Dataset excerpts START
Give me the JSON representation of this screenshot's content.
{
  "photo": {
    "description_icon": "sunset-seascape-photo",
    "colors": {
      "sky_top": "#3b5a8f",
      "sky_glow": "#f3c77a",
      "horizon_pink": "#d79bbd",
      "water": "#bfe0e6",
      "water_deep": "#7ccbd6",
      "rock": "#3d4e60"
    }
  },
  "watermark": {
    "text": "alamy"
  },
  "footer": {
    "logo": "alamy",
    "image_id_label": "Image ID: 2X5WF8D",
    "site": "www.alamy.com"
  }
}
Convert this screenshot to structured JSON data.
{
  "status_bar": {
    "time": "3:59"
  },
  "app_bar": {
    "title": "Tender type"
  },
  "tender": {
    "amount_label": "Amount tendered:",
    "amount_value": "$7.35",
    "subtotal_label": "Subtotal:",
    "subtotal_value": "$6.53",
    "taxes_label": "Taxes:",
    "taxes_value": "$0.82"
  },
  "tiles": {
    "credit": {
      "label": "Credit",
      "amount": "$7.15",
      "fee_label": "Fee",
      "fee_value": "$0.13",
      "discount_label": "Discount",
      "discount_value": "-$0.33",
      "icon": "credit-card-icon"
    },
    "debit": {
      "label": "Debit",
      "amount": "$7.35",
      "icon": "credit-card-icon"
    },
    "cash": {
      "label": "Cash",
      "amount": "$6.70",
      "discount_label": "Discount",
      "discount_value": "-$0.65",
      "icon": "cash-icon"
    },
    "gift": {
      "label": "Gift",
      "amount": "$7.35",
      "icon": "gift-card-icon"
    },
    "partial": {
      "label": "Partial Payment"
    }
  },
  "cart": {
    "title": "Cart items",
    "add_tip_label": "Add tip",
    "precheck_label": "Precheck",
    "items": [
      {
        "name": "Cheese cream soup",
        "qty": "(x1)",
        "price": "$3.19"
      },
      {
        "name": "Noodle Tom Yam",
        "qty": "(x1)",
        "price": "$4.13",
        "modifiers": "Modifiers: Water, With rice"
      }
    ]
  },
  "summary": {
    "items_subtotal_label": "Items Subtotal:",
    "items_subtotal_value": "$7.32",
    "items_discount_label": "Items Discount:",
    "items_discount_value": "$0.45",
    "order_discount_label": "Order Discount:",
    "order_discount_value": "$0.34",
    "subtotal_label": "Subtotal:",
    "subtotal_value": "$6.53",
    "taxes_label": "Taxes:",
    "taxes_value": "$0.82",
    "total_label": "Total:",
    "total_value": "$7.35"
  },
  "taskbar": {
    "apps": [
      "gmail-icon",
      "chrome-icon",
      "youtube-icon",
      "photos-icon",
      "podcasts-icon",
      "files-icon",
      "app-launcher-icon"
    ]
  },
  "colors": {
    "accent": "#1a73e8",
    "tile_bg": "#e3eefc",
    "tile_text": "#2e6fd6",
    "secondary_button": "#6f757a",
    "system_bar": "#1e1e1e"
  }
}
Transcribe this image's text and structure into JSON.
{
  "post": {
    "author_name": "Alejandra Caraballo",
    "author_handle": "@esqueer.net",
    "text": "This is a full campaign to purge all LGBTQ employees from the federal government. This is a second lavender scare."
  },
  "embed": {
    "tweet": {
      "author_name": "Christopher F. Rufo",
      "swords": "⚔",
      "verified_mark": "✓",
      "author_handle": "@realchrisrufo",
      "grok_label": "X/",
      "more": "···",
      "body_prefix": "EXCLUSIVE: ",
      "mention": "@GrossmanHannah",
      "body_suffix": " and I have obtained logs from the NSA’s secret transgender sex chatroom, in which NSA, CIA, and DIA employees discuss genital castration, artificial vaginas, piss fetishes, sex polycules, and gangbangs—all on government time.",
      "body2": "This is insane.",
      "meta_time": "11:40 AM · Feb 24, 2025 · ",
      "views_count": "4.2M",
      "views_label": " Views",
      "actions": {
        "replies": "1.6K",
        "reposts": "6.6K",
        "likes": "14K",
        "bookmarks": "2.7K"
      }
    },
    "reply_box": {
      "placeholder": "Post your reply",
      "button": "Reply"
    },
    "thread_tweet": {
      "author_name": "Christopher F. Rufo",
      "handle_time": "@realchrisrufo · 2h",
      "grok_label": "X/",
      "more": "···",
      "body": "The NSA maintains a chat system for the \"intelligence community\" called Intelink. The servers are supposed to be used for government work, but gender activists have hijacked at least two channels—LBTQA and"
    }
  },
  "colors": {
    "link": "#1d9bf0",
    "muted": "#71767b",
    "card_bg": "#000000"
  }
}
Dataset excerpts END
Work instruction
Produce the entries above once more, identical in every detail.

Written response
Give me the JSON representation of this screenshot's content.
{
  "photo": {
    "description_icon": "sunset-seascape-photo",
    "colors": {
      "sky_top": "#3b5a8f",
      "sky_glow": "#f3c77a",
      "horizon_pink": "#d79bbd",
      "water": "#bfe0e6",
      "water_deep": "#7ccbd6",
      "rock": "#3d4e60"
    }
  },
  "watermark": {
    "text": "alamy"
  },
  "footer": {
    "logo": "alamy",
    "image_id_label": "Image ID: 2X5WF8D",
    "site": "www.alamy.com"
  }
}
Convert this screenshot to structured JSON data.
{
  "status_bar": {
    "time": "3:59"
  },
  "app_bar": {
    "title": "Tender type"
  },
  "tender": {
    "amount_label": "Amount tendered:",
    "amount_value": "$7.35",
    "subtotal_label": "Subtotal:",
    "subtotal_value": "$6.53",
    "taxes_label": "Taxes:",
    "taxes_value": "$0.82"
  },
  "tiles": {
    "credit": {
      "label": "Credit",
      "amount": "$7.15",
      "fee_label": "Fee",
      "fee_value": "$0.13",
      "discount_label": "Discount",
      "discount_value": "-$0.33",
      "icon": "credit-card-icon"
    },
    "debit": {
      "label": "Debit",
      "amount": "$7.35",
      "icon": "credit-card-icon"
    },
    "cash": {
      "label": "Cash",
      "amount": "$6.70",
      "discount_label": "Discount",
      "discount_value": "-$0.65",
      "icon": "cash-icon"
    },
    "gift": {
      "label": "Gift",
      "amount": "$7.35",
      "icon": "gift-card-icon"
    },
    "partial": {
      "label": "Partial Payment"
    }
  },
  "cart": {
    "title": "Cart items",
    "add_tip_label": "Add tip",
    "precheck_label": "Precheck",
    "items": [
      {
        "name": "Cheese cream soup",
        "qty": "(x1)",
        "price": "$3.19"
      },
      {
        "name": "Noodle Tom Yam",
        "qty": "(x1)",
        "price": "$4.13",
        "modifiers": "Modifiers: Water, With rice"
      }
    ]
  },
  "summary": {
    "items_subtotal_label": "Items Subtotal:",
    "items_subtotal_value": "$7.32",
    "items_discount_label": "Items Discount:",
    "items_discount_value": "$0.45",
    "order_discount_label": "Order Discount:",
    "order_discount_value": "$0.34",
    "subtotal_label": "Subtotal:",
    "subtotal_value": "$6.53",
    "taxes_label": "Taxes:",
    "taxes_value": "$0.82",
    "total_label": "Total:",
    "total_value": "$7.35"
  },
  "taskbar": {
    "apps": [
      "gmail-icon",
      "chrome-icon",
      "youtube-icon",
      "photos-icon",
      "podcasts-icon",
      "files-icon",
      "app-launcher-icon"
    ]
  },
  "colors": {
    "accent": "#1a73e8",
    "tile_bg": "#e3eefc",
    "tile_text": "#2e6fd6",
    "secondary_button": "#6f757a",
    "system_bar": "#1e1e1e"
  }
}
Transcribe this image's text and structure into JSON.
{
  "post": {
    "author_name": "Alejandra Caraballo",
    "author_handle": "@esqueer.net",
    "text": "This is a full campaign to purge all LGBTQ employees from the federal government. This is a second lavender scare."
  },
  "embed": {
    "tweet": {
      "author_name": "Christopher F. Rufo",
      "swords": "⚔",
      "verified_mark": "✓",
      "author_handle": "@realchrisrufo",
      "grok_label": "X/",
      "more": "···",
      "body_prefix": "EXCLUSIVE: ",
      "mention": "@GrossmanHannah",
      "body_suffix": " and I have obtained logs from the NSA’s secret transgender sex chatroom, in which NSA, CIA, and DIA employees discuss genital castration, artificial vaginas, piss fetishes, sex polycules, and gangbangs—all on government time.",
      "body2": "This is insane.",
      "meta_time": "11:40 AM · Feb 24, 2025 · ",
      "views_count": "4.2M",
      "views_label": " Views",
      "actions": {
        "replies": "1.6K",
        "reposts": "6.6K",
        "likes": "14K",
        "bookmarks": "2.7K"
      }
    },
    "reply_box": {
      "placeholder": "Post your reply",
      "button": "Reply"
    },
    "thread_tweet": {
      "author_name": "Christopher F. Rufo",
      "handle_time": "@realchrisrufo · 2h",
      "grok_label": "X/",
      "more": "···",
      "body": "The NSA maintains a chat system for the \"intelligence community\" called Intelink. The servers are supposed to be used for government work, but gender activists have hijacked at least two channels—LBTQA and"
    }
  },
  "colors": {
    "link": "#1d9bf0",
    "muted": "#71767b",
    "card_bg": "#000000"
  }
}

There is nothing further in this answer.